Filmmaker: Liz Norton
Runtime: 11 minutes
For decades, heavy industrial pollution has infiltrated the waters of the Anacostia River, which cuts right through the heart of Washington, D.C. A broad coalition of city and federal officials, nonprofits and corporations are working hard to reverse those effects. This issue is seen by many as one of environmental justice as the river not only divides the city geographically but socioeconomically and culturally as well. This film takes a hard look at the issues, the progress thus far and the stakes involved in making the river fishable and swimmable for future generations.
About The Filmmaker

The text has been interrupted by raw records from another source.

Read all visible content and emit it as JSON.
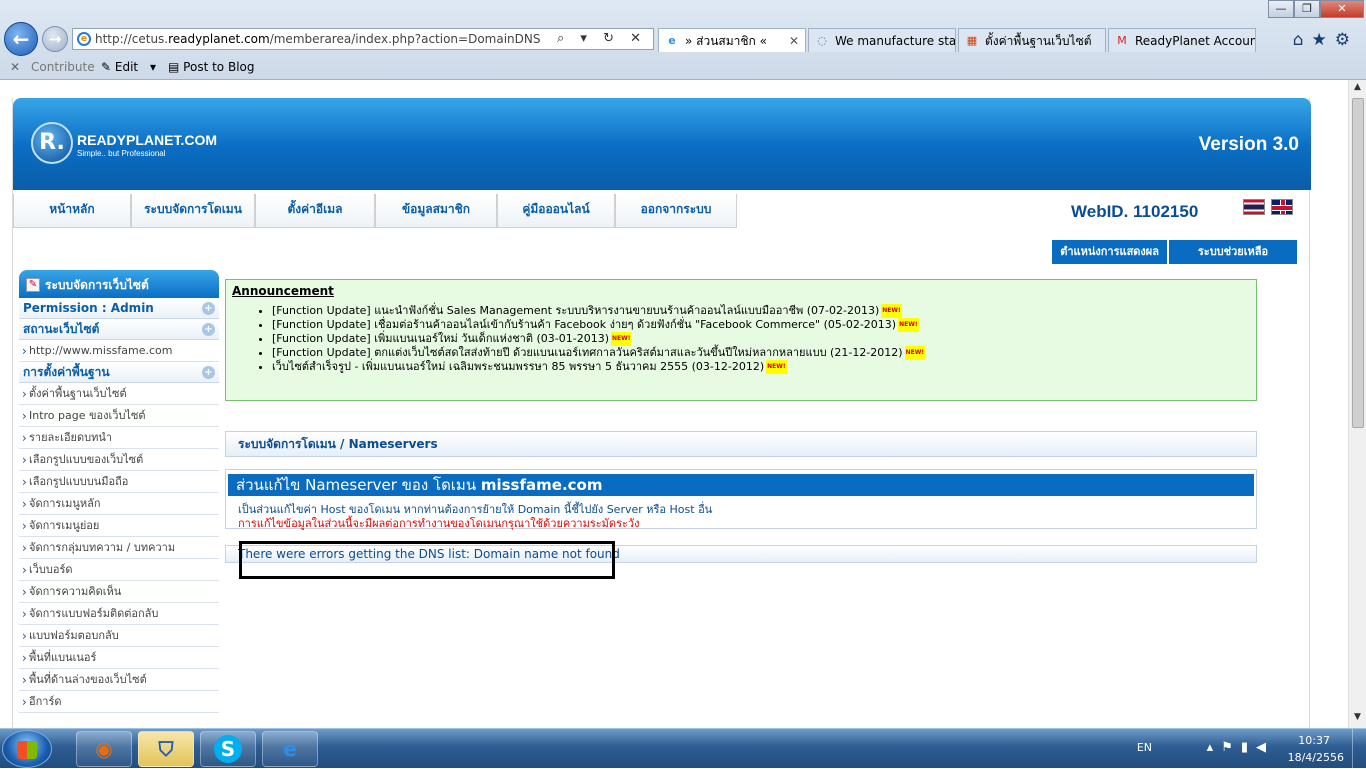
{
  "browser": {
    "address": {
      "prefix": "http://cetus.",
      "domain": "readyplanet.com",
      "path": "/memberarea/index.php?action=DomainDNS"
    },
    "addr_tools": "⌕ ▾ ↻ ✕",
    "tabs": [
      {
        "label": "» ส่วนสมาชิก «",
        "icon": "ie-icon",
        "active": true
      },
      {
        "label": "We manufacture stai...",
        "icon": "loading-icon"
      },
      {
        "label": "ตั้งค่าพื้นฐานเว็บไซต์",
        "icon": "windows-icon"
      },
      {
        "label": "ReadyPlanet Accoun...",
        "icon": "gmail-icon"
      }
    ],
    "toolbar_icons": "⌂★⚙",
    "cmdbar": {
      "close": "✕",
      "contribute": "Contribute",
      "edit": "Edit",
      "post": "Post to Blog"
    }
  },
  "site": {
    "logo_name": "READYPLANET.COM",
    "logo_tag": "Simple.. but Professional",
    "logo_letter": "R.",
    "version": "Version 3.0",
    "nav": [
      "หน้าหลัก",
      "ระบบจัดการโดเมน",
      "ตั้งค่าอีเมล",
      "ข้อมูลสมาชิก",
      "คู่มือออนไลน์",
      "ออกจากระบบ"
    ],
    "webid": "WebID. 1102150",
    "subnav": [
      "ตำแหน่งการแสดงผล",
      "ระบบช่วยเหลือ"
    ],
    "sidebar": {
      "title": "ระบบจัดการเว็บไซต์",
      "sections": [
        {
          "label": "Permission : Admin",
          "items": []
        },
        {
          "label": "สถานะเว็บไซต์",
          "items": [
            "http://www.missfame.com"
          ]
        },
        {
          "label": "การตั้งค่าพื้นฐาน",
          "items": [
            "ตั้งค่าพื้นฐานเว็บไซต์",
            "Intro page ของเว็บไซต์",
            "รายละเอียดบทนำ",
            "เลือกรูปแบบของเว็บไซต์",
            "เลือกรูปแบบบนมือถือ",
            "จัดการเมนูหลัก",
            "จัดการเมนูย่อย",
            "จัดการกลุ่มบทความ / บทความ",
            "เว็บบอร์ด",
            "จัดการความคิดเห็น",
            "จัดการแบบฟอร์มติดต่อกลับ",
            "แบบฟอร์มตอบกลับ",
            "พื้นที่แบนเนอร์",
            "พื้นที่ด้านล่างของเว็บไซต์",
            "อีการ์ด"
          ]
        }
      ]
    },
    "announcement": {
      "title": "Announcement",
      "new_badge": "NEW!",
      "items": [
        "[Function Update] แนะนำฟังก์ชั่น Sales Management ระบบบริหารงานขายบนร้านค้าออนไลน์แบบมืออาชีพ (07-02-2013)",
        "[Function Update] เชื่อมต่อร้านค้าออนไลน์เข้ากับร้านค้า Facebook ง่ายๆ ด้วยฟังก์ชั่น \"Facebook Commerce\" (05-02-2013)",
        "[Function Update] เพิ่มแบนเนอร์ใหม่ วันเด็กแห่งชาติ (03-01-2013)",
        "[Function Update] ตกแต่งเว็บไซต์สดใสส่งท้ายปี ด้วยแบนเนอร์เทศกาลวันคริสต์มาสและวันขึ้นปีใหม่หลากหลายแบบ (21-12-2012)",
        "เว็บไซต์สำเร็จรูป - เพิ่มแบนเนอร์ใหม่ เฉลิมพระชนมพรรษา 85 พรรษา 5 ธันวาคม 2555 (03-12-2012)"
      ]
    },
    "breadcrumb": "ระบบจัดการโดเมน / Nameservers",
    "edit": {
      "title_prefix": "ส่วนแก้ไข Nameserver ของ โดเมน",
      "domain": "missfame.com",
      "desc": "เป็นส่วนแก้ไขค่า Host ของโดเมน หากท่านต้องการย้ายให้ Domain นี้ชี้ไปยัง Server หรือ Host อื่น",
      "warning": "การแก้ไขข้อมูลในส่วนนี้จะมีผลต่อการทำงานของโดเมนกรุณาใช้ด้วยความระมัดระวัง"
    },
    "error": "There were errors getting the DNS list: Domain name not found"
  },
  "taskbar": {
    "lang": "EN",
    "time": "10:37",
    "date": "18/4/2556"
  },
  "colors": {
    "brand_blue": "#0a6cc0",
    "announce_bg": "#e6fbe2",
    "warning_red": "#e00"
  }
}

Liz Norton was a freelance television producer for over ten years, with a focus on public policy issues. Those programs included several Fred Friendly Seminars for PBS, which explore thorny political and ethical issues in depth and she has also produced for MTV News, educating teens on crime-related issues. During the Clinton Administration, Liz was a research director in the White House Office of Communications. In that role, she served as a link between the president, the press and the public, primarily on the issues involving crime and drug policy. Before then she was a researcher on political campaign finances for Common Cause, a non-partisan lobbying organization. For twenty years Liz has been a director of the Diane and Norman Bernstein Foundation in Washington DC. She founded Stone Soup Films in early 2008.